Between June 2018 and June 2019, partners from Argentina (FARN), Brazil (Centro Clima) and Mexico (ICM) collaborated on the topic of the energy transition in Latin America.

Partners analysed how Argentina, Brazil and Mexico are addressing climate change trough the energy sector, by analysing and comparing the energy transition process in each country. The results of the analysis have been presented and discussed with stakeholders from all sectors (incl. government, trade unions, workers unions, companies) at workshops.

The synthesis paper, entitled “Accelerating the Energy Transition in Latin America”, shares challenges and opportunities in energy transition as well as policy recommendations on how Argentina, Brazil and Mexico could become regional and global leaders in the fight against climate change and in the adoption of a socially just energy transition.

The following recommendations should be implemented:

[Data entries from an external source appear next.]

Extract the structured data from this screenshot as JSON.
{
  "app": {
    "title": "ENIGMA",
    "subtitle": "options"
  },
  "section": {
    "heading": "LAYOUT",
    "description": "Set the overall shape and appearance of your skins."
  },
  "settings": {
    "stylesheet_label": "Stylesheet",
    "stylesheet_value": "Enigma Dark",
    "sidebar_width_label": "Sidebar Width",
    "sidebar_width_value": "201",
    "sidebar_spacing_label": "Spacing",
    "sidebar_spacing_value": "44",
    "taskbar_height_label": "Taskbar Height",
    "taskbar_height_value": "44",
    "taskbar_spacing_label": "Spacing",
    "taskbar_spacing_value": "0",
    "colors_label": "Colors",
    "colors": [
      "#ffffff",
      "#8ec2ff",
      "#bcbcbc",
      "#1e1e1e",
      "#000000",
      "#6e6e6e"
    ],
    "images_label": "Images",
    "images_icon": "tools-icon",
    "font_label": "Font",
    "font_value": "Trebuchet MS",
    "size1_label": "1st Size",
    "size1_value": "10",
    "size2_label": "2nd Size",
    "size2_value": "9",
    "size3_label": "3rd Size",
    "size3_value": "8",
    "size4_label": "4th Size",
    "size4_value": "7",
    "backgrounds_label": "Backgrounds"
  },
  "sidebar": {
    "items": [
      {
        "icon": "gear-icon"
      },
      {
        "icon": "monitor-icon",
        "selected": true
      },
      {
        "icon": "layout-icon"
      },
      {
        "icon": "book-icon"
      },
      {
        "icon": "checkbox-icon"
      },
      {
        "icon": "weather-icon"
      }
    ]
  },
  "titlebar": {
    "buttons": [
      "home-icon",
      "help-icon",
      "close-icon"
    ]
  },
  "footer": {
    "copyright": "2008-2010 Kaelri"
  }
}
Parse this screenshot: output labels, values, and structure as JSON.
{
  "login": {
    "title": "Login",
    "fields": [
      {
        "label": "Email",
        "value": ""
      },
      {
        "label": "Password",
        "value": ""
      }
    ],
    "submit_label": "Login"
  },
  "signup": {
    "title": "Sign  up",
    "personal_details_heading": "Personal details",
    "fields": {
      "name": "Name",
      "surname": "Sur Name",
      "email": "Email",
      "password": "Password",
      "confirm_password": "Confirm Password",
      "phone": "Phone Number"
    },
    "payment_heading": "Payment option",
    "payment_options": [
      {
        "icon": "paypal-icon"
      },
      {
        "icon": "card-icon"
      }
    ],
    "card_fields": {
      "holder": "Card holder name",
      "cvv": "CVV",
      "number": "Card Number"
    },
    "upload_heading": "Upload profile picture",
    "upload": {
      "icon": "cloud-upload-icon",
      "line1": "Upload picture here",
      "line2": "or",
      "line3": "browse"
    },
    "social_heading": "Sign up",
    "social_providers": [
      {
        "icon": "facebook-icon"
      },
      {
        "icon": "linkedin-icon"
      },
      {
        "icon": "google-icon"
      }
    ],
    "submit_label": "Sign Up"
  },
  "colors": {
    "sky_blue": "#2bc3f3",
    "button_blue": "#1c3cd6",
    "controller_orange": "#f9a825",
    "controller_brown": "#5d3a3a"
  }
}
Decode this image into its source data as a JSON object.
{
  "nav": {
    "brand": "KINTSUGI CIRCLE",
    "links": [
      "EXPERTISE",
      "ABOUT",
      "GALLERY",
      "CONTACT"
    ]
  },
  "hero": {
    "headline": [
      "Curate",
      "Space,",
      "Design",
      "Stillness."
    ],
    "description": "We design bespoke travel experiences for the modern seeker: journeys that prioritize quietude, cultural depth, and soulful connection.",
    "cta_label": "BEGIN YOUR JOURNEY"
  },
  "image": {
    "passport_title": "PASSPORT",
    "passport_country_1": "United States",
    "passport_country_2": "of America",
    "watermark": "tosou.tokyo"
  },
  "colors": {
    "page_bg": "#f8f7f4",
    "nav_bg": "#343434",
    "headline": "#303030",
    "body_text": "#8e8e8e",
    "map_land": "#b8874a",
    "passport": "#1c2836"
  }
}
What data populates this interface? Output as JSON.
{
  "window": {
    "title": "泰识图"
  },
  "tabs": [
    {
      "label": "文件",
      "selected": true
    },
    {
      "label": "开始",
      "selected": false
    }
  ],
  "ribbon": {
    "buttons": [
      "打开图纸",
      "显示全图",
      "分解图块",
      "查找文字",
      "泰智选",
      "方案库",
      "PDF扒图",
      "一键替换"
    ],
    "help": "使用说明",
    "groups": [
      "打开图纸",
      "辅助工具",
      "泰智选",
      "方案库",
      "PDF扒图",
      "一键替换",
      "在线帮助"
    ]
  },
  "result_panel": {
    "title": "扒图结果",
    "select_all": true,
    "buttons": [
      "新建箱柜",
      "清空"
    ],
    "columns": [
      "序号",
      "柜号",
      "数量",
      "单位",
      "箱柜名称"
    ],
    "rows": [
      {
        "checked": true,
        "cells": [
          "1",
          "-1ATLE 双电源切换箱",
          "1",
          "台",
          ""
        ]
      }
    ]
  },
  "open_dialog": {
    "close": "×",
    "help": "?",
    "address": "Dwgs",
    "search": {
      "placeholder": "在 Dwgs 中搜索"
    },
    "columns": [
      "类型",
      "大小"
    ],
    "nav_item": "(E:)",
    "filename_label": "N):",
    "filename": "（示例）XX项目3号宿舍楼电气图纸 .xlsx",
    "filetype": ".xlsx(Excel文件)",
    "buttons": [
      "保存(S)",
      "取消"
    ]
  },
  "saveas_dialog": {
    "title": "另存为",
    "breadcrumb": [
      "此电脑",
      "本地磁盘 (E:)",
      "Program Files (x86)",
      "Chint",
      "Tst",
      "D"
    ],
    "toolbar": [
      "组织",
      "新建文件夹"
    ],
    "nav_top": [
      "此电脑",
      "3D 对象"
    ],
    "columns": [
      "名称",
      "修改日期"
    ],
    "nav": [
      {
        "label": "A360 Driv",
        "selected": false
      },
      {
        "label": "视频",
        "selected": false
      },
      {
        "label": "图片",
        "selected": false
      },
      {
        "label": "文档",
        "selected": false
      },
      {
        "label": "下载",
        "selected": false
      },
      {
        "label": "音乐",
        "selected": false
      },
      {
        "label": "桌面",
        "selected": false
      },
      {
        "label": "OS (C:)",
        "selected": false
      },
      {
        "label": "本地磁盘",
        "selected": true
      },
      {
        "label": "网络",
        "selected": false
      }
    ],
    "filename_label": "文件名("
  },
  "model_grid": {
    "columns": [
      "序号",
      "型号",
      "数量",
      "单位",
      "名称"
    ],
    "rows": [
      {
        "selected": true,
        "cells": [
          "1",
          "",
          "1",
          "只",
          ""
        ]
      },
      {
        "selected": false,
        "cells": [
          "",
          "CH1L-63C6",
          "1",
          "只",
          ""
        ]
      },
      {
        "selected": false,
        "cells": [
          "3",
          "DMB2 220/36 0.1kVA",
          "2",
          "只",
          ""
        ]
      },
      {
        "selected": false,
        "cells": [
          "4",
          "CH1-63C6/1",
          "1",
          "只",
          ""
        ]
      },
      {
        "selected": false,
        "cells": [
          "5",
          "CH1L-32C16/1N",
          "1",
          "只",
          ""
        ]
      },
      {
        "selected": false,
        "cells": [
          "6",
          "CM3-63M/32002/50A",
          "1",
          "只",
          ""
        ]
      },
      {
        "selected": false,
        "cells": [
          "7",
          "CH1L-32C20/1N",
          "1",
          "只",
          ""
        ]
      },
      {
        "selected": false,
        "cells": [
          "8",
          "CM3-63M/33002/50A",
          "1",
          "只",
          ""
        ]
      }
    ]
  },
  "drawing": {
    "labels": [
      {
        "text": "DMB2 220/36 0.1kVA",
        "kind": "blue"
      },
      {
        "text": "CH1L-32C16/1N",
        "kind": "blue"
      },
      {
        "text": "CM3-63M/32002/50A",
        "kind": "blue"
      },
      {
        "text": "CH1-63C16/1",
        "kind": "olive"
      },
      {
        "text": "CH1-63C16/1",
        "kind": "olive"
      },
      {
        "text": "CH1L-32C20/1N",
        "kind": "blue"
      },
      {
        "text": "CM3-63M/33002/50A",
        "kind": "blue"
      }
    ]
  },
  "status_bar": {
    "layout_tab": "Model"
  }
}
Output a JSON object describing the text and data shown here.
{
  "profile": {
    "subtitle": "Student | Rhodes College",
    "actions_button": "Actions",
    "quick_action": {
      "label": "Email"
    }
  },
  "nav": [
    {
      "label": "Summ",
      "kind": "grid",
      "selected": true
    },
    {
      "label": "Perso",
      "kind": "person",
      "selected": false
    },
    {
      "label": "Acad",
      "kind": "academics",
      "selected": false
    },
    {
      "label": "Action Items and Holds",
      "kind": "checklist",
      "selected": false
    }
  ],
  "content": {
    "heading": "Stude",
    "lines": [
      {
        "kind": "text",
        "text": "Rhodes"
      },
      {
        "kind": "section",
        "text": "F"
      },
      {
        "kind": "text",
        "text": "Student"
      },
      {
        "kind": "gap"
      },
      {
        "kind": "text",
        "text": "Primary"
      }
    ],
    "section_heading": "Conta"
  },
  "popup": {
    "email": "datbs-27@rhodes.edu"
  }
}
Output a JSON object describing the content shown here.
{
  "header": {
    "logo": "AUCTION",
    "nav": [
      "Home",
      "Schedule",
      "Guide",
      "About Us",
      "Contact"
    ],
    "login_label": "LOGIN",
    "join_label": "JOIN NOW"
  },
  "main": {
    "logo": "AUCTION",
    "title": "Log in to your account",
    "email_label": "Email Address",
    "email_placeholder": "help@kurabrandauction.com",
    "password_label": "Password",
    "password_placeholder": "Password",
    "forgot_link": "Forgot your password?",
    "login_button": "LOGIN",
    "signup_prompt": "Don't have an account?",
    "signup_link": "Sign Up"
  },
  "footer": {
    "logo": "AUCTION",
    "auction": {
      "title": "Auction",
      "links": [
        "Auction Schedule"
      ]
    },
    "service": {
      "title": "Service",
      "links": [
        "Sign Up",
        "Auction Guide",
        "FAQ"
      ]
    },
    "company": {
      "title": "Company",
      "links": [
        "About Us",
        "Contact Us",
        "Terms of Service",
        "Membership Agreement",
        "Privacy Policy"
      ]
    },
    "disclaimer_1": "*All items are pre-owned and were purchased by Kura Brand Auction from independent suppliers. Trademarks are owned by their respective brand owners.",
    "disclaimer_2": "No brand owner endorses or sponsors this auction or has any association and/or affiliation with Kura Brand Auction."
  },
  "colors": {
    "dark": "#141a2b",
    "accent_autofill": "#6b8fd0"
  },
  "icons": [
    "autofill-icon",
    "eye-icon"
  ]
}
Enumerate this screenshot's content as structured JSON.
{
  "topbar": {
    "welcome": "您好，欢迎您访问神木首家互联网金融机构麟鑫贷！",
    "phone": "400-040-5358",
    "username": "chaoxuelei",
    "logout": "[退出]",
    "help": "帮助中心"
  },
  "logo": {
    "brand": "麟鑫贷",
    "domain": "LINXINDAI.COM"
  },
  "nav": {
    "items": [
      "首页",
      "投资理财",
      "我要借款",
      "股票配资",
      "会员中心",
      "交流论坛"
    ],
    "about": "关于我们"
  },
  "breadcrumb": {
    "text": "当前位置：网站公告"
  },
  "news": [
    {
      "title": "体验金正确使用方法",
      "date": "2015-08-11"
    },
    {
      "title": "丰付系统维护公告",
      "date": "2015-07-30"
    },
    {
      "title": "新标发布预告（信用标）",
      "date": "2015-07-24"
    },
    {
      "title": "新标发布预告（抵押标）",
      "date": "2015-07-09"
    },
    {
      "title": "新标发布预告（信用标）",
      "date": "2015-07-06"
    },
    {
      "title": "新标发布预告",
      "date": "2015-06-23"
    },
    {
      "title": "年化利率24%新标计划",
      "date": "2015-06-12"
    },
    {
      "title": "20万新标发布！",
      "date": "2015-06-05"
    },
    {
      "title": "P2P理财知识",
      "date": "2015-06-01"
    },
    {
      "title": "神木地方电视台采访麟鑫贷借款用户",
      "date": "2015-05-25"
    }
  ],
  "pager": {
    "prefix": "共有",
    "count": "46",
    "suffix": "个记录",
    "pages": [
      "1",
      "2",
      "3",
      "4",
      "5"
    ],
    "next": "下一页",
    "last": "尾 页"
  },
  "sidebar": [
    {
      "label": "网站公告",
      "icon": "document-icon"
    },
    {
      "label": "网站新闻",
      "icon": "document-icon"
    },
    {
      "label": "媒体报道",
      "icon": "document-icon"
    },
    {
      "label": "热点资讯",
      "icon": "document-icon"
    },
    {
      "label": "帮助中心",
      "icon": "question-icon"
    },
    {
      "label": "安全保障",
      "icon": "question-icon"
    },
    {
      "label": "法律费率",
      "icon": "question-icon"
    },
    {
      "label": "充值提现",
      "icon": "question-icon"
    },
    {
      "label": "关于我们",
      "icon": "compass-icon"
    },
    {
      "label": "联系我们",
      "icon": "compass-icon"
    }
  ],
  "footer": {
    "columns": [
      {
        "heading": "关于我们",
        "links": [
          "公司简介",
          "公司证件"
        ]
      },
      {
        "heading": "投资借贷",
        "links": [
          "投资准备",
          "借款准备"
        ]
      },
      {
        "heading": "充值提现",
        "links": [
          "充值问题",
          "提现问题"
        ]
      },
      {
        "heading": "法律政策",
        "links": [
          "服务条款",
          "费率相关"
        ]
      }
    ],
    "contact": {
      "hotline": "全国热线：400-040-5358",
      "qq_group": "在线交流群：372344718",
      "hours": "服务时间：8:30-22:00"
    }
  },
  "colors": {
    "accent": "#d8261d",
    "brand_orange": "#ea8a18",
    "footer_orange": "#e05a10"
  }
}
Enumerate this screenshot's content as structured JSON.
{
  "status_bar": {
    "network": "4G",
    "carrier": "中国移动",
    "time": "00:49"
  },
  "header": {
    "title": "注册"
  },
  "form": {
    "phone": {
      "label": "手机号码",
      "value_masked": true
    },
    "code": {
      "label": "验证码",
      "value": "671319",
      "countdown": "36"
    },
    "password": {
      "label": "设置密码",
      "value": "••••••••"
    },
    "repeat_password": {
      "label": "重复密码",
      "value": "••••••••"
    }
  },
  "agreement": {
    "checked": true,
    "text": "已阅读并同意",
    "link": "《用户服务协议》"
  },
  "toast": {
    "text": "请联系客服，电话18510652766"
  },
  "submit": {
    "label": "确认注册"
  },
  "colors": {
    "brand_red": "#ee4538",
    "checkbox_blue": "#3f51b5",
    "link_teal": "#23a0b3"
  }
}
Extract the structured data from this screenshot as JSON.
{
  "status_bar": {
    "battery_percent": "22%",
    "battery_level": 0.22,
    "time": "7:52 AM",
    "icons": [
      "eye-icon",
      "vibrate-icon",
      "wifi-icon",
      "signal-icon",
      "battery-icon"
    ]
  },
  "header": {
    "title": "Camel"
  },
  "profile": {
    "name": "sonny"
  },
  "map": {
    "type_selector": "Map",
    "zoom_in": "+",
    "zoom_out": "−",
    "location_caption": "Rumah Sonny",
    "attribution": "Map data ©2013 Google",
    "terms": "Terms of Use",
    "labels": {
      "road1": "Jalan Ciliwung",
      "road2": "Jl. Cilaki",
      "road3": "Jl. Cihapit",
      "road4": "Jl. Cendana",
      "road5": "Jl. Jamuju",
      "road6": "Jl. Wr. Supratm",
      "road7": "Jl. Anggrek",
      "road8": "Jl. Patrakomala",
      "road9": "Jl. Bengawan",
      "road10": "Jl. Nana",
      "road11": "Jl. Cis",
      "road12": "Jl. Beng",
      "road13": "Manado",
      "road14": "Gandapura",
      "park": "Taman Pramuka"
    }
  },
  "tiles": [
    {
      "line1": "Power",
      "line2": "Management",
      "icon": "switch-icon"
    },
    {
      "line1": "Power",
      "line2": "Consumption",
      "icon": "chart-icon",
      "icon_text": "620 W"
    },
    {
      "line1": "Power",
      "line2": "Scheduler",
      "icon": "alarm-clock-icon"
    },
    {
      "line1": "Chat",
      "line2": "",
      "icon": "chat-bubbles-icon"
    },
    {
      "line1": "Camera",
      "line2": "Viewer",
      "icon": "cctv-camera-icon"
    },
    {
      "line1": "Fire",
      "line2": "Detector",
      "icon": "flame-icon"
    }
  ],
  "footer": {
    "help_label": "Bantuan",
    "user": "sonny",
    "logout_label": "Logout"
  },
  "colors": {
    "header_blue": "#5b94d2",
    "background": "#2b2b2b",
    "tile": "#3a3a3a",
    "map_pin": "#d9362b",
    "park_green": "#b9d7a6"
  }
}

  1. Harmonize climate and energy policies through a long-term and sectorial decarbonization strategy, particularly for the energy sector.
  2. Redirect investments and rapidly eliminate fossil fuels subsidies.
  3. Assess the opportunity to implement a progressive tax on fossil fuels based on the social and environmental cost of carbon.
  4. Accelerate renewable energy integration in the power sector and avoid the lock-in to carbon-intensive technologies that infrastructure plans in all three countries currently entail.
  5. Avoid the exploitation of non-conventional oil and gas reserves due to their social and environmental impacts. This would send clear signals to the market to enhance the integration of clean and renewable technologies.
  1. Redirect investments from Exploration and Production in the oil and gas sectors to promising renewable energy sources, such as energy storage, smart grid technologies and recognize the value of social innovation.
  2. Increase solar distributed generation through a comprehensive national plan that addresses regulation and tax issues. This provides clear benefits for the poorest sector of the population and lower risks for private banks and investors.
  3. Adequately incorporate the social and spatial dimensions of the electricity sector through planning and governance instruments, strategies and policies.
  4. Address and redistribute the cost and benefits of the energy transition by incorporating locally determined needs into national and international energy planning; adapting technologies through social innovation; and recognizing social and environmental limits in energy sector planning.
  5. Increase the participation of citizens, neighborhoods, indigenous rural and urban communities, and small businesses in the design, ownership and deployment of renewable energy projects.

Apart from a joint synthesis paper a series of country papers for Argentina, Brazil and Mexico, analyzing in details national circumstances, challenges and opportunities with regards to energy transition in those countries, have been published:

In 2019, the partners collaborate on how to take ambitious and meaningful steps in order to decarbonize transport in their countries. To push for more ambitious climate action, policy papers, sharing of learnings and good practices as well as workshop gathering key stakeholders to deliver change will be organized.